By Martin Myers
When Ego walks into a room, it is one of the most frightening things to see. It can manifest itself in many forms, but one of the clearest examples is when a manager or close personal aid who has been with an artist since day dot is suddenly kicked into touch.
This article came about after reading about Lorde, the New Zealand act, who just fired her long-term manager Scott Maclachlan. He signed her in 2008, five years before her international breakthrough and he got her a deal with Universal, and nurtured her from schoolgirl to superstar.
My favourite band U2 had Paul McGuiness at the helm since 1978. He was almost the “fifth band member”, but stepped back in 2013, after which Guy Oseary (Madonna’s manager) took over and we suddenly had U2 on every Apple iTunes customer’s account –a PR mess of note. Would that have happened under Paul’s watch? I doubt it.
Jessie J left Crown Talent Management, run by Marc Marot, and Lady Gaga left her Svengali Troy Carter in November 2013, and both have seen their fortunes dip alarmingly.
The industry is littered with more stories like this: think Brian Epstein and The Beatles, Simon Fuller and the Spice Girls, never mind Duffy, who also split with her manager after gaining a smash album with her debut release.
One of the most successful ever managers in my mind was Willi Weber, who managed the stellar career of the great F1 driver Michael Schumacher. Willi was the original “20% man”, so much so that he had his own private jet. Besides taking care of his clients’ contractual issues, he also proved to be quite a talent in finding ways to make money for his clients with creative merchandising deals.
The point is that the most important managers are not there just to take their 20% cut and damn the consequences. At a certain point in their career, when they have achieved the success they and their manager have worked for, artists become surrounded by fawning yes-people keen to keep the money machine in overdrive at all times. And those fawning yes-people have a vested interest in making sure those who might get in their way are sidelined. Simultaneously, the artist’s judgment is liable to decline exponentially as their self-obsession races into the stratosphere. Call it ego. It is very easy to get caught up in the hysteria and think the success will never end. My take on this is to remain humble at all times and respect the fans – they are your ticket to success.

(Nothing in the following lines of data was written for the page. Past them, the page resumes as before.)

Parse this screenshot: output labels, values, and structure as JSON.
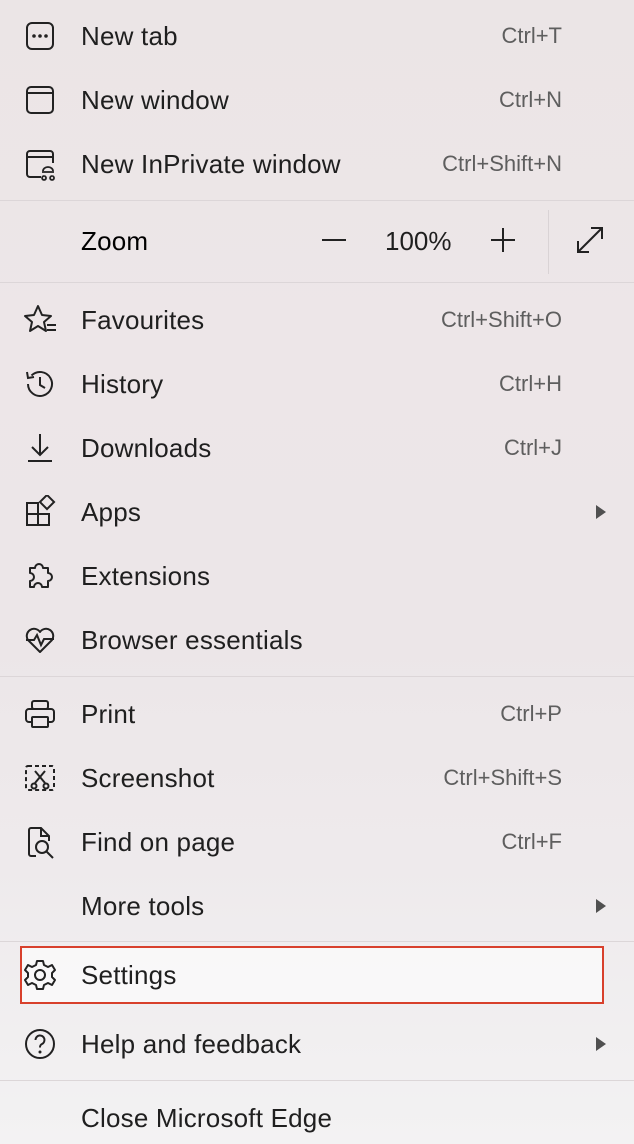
{
  "menu": {
    "new_tab": {
      "label": "New tab",
      "shortcut": "Ctrl+T"
    },
    "new_window": {
      "label": "New window",
      "shortcut": "Ctrl+N"
    },
    "new_inprivate": {
      "label": "New InPrivate window",
      "shortcut": "Ctrl+Shift+N"
    },
    "zoom": {
      "label": "Zoom",
      "value": "100%",
      "minus_icon": "minus-icon",
      "plus_icon": "plus-icon",
      "fullscreen_icon": "fullscreen-icon"
    },
    "favourites": {
      "label": "Favourites",
      "shortcut": "Ctrl+Shift+O"
    },
    "history": {
      "label": "History",
      "shortcut": "Ctrl+H"
    },
    "downloads": {
      "label": "Downloads",
      "shortcut": "Ctrl+J"
    },
    "apps": {
      "label": "Apps"
    },
    "extensions": {
      "label": "Extensions"
    },
    "browser_essentials": {
      "label": "Browser essentials"
    },
    "print": {
      "label": "Print",
      "shortcut": "Ctrl+P"
    },
    "screenshot": {
      "label": "Screenshot",
      "shortcut": "Ctrl+Shift+S"
    },
    "find_on_page": {
      "label": "Find on page",
      "shortcut": "Ctrl+F"
    },
    "more_tools": {
      "label": "More tools"
    },
    "settings": {
      "label": "Settings"
    },
    "help_feedback": {
      "label": "Help and feedback"
    },
    "close_edge": {
      "label": "Close Microsoft Edge"
    }
  },
  "colors": {
    "highlight_border": "#d8402c",
    "text": "#1f1f1f",
    "shortcut_text": "#5e5e5e"
  }
}
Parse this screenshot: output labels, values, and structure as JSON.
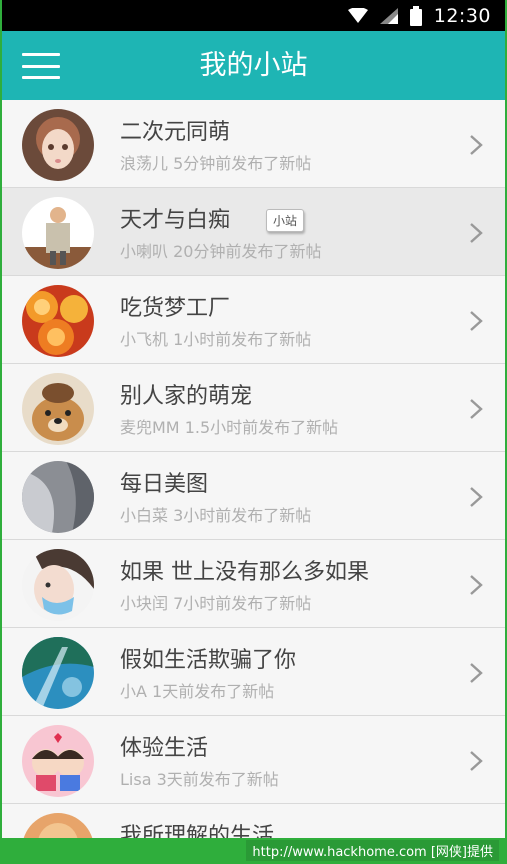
{
  "status_bar": {
    "time": "12:30"
  },
  "app_bar": {
    "title": "我的小站"
  },
  "list": [
    {
      "title": "二次元同萌",
      "subtitle": "浪荡儿 5分钟前发布了新帖"
    },
    {
      "title": "天才与白痴",
      "subtitle": "小喇叭 20分钟前发布了新帖",
      "tag": "小站"
    },
    {
      "title": "吃货梦工厂",
      "subtitle": "小飞机 1小时前发布了新帖"
    },
    {
      "title": "别人家的萌宠",
      "subtitle": "麦兜MM 1.5小时前发布了新帖"
    },
    {
      "title": "每日美图",
      "subtitle": "小白菜 3小时前发布了新帖"
    },
    {
      "title": "如果 世上没有那么多如果",
      "subtitle": "小块闰 7小时前发布了新帖"
    },
    {
      "title": "假如生活欺骗了你",
      "subtitle": "小A 1天前发布了新帖"
    },
    {
      "title": "体验生活",
      "subtitle": "Lisa 3天前发布了新帖"
    },
    {
      "title": "我所理解的生活",
      "subtitle": ""
    }
  ],
  "watermark": "http://www.hackhome.com [网侠]提供",
  "colors": {
    "accent": "#1eb5b4",
    "frame": "#2fae3c"
  }
}
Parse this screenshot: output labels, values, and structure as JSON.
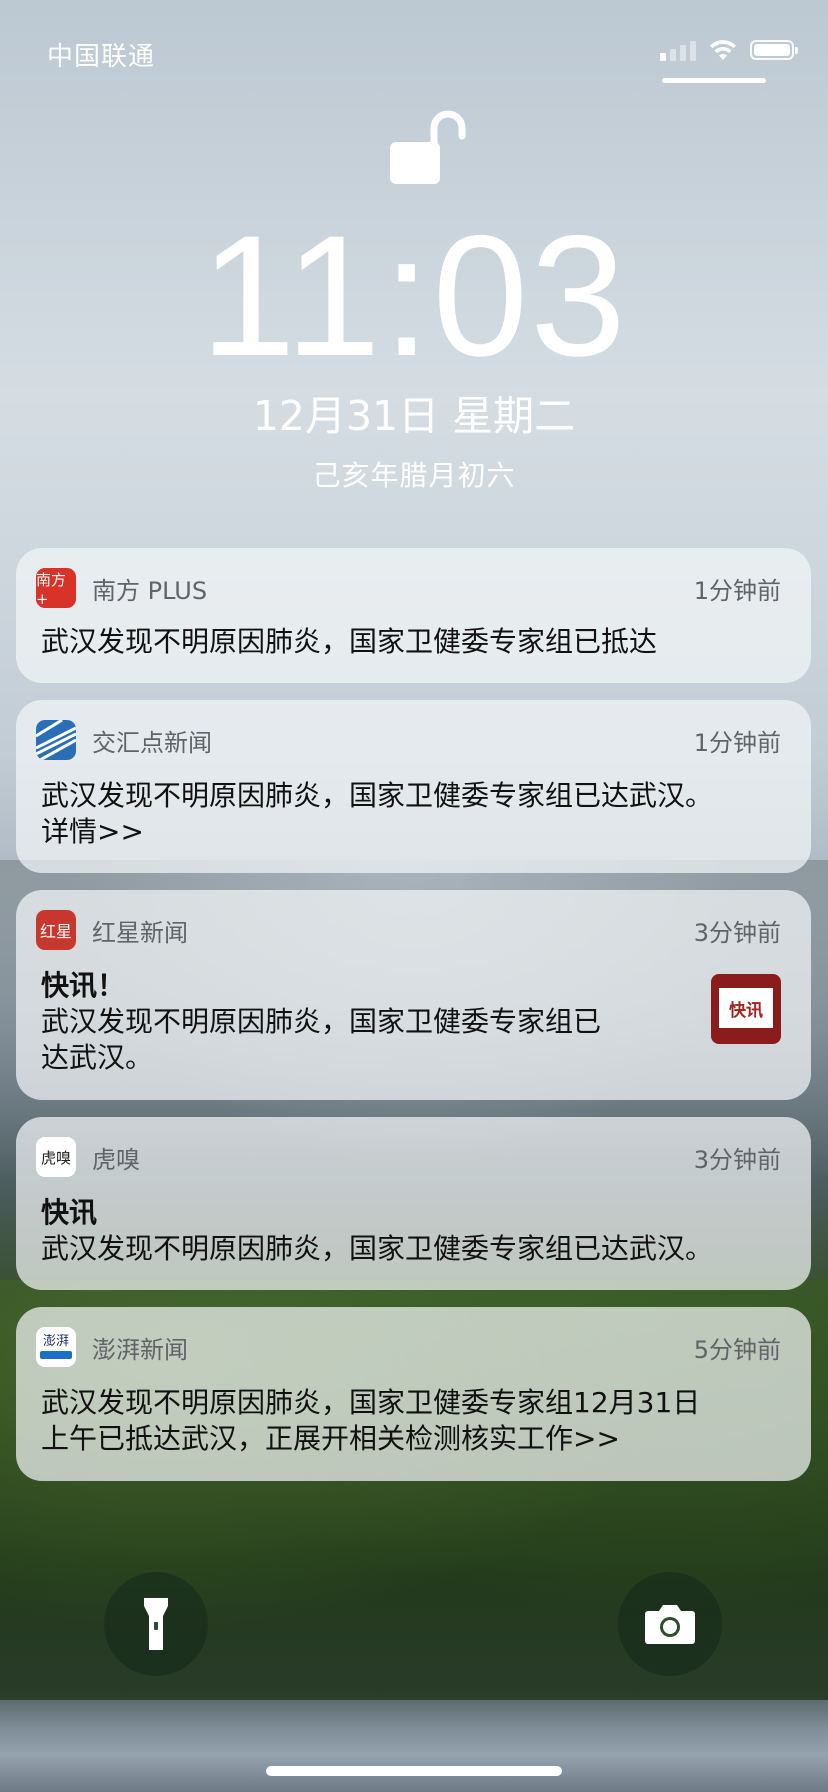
{
  "status_bar": {
    "carrier": "中国联通",
    "signal_bars_active": 1,
    "signal_bars_total": 4,
    "battery_level": 0.95
  },
  "lock": {
    "icon": "unlocked-padlock-icon"
  },
  "clock": {
    "time": "11:03",
    "date": "12月31日 星期二",
    "lunar_date": "己亥年腊月初六"
  },
  "notifications": [
    {
      "app": "南方 PLUS",
      "icon_text": "南方+",
      "icon_color": "#d93228",
      "time": "1分钟前",
      "title": "",
      "body_lines": [
        "武汉发现不明原因肺炎，国家卫健委专家组已抵达"
      ]
    },
    {
      "app": "交汇点新闻",
      "icon_text": "",
      "icon_color": "#2a6fb6",
      "time": "1分钟前",
      "title": "",
      "body_lines": [
        "武汉发现不明原因肺炎，国家卫健委专家组已达武汉。",
        "详情>>"
      ]
    },
    {
      "app": "红星新闻",
      "icon_text": "红星",
      "icon_color": "#c8372d",
      "time": "3分钟前",
      "title": "快讯！",
      "body_lines": [
        "武汉发现不明原因肺炎，国家卫健委专家组已",
        "达武汉。"
      ],
      "thumbnail_text": "快讯"
    },
    {
      "app": "虎嗅",
      "icon_text": "虎嗅",
      "icon_color": "#ffffff",
      "time": "3分钟前",
      "title": "快讯",
      "body_lines": [
        "武汉发现不明原因肺炎，国家卫健委专家组已达武汉。"
      ]
    },
    {
      "app": "澎湃新闻",
      "icon_text": "澎湃",
      "icon_color": "#1f6fc9",
      "time": "5分钟前",
      "title": "",
      "body_lines": [
        "武汉发现不明原因肺炎，国家卫健委专家组12月31日",
        "上午已抵达武汉，正展开相关检测核实工作>>"
      ]
    }
  ],
  "controls": {
    "left": "flashlight-icon",
    "right": "camera-icon"
  }
}
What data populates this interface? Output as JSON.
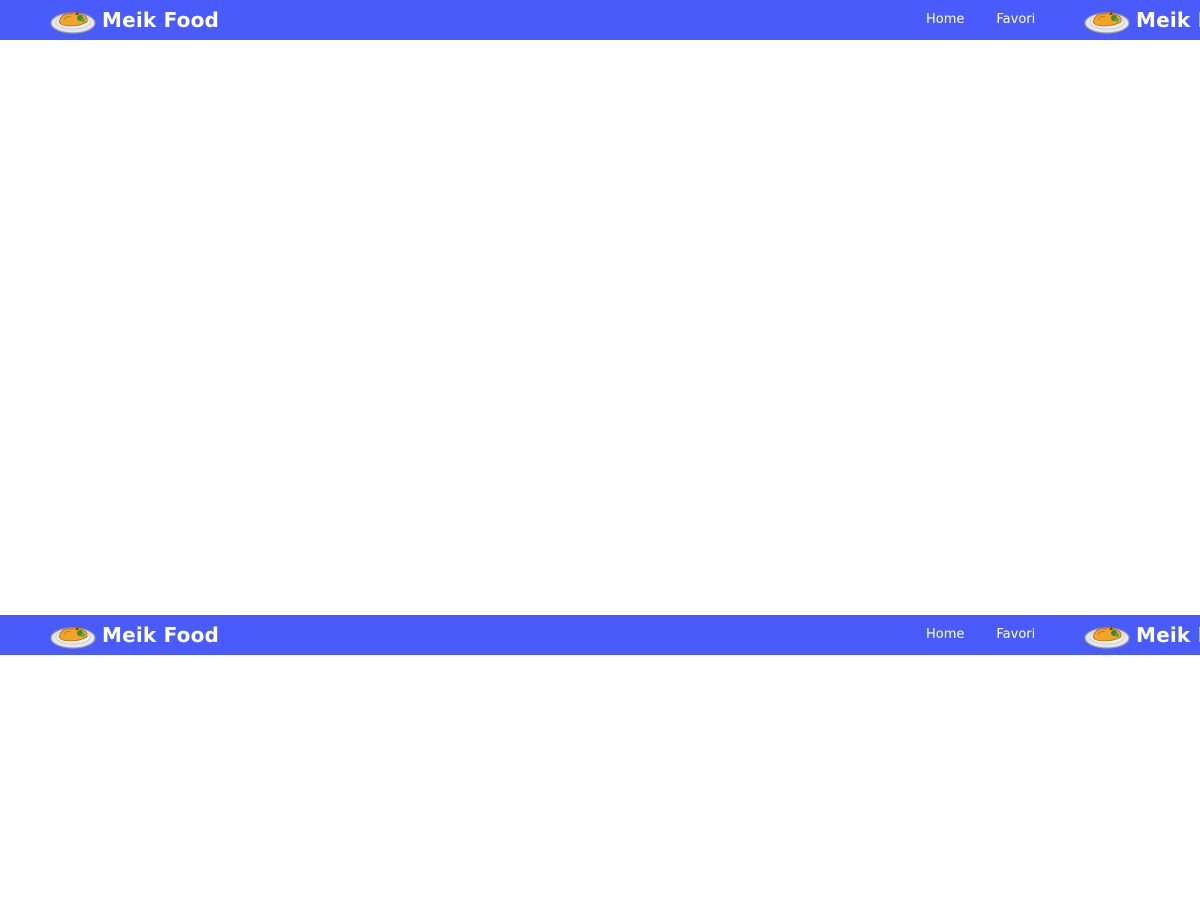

Treat them the way you would like to be treated.
It should never be forgotten that at a time in the artist’s careers and in their personal lives when they need it most, a good manager is the only person in the room who will say “No!”. And often that ability to say “no” comes from having been around since the beginning, since before the artist expected that their every word be greeted with approval. Look at someone like Roddy Quinn and Jeanette, who are always in the background, yet have guided Johnny Clegg to wonderful heights .The sum is greater than the parts and artists should never forget that and they should not try and second guess the people they work with. What’s the point then of asking them for advice or help?
Gig of the week: Double bill in Rondebosch
Catch Roeshdien Jaz on Saturday, May 30, at The Reeler Theatre, Rondebosch Boys High School. The ‘Perfect mood’, ‘Inside ’n out’ and ‘Love is in the house’ hit maker will take to the stage along with his five-piece band.
The theme of the show is the fifth year anniversary celebration of his official debut hit single, ‘Feel for life’. Also on the the bill is Siphokazi Jonas, so patrons can look forward to some socially conscious poetry.
Tickets are R150 via Computicket.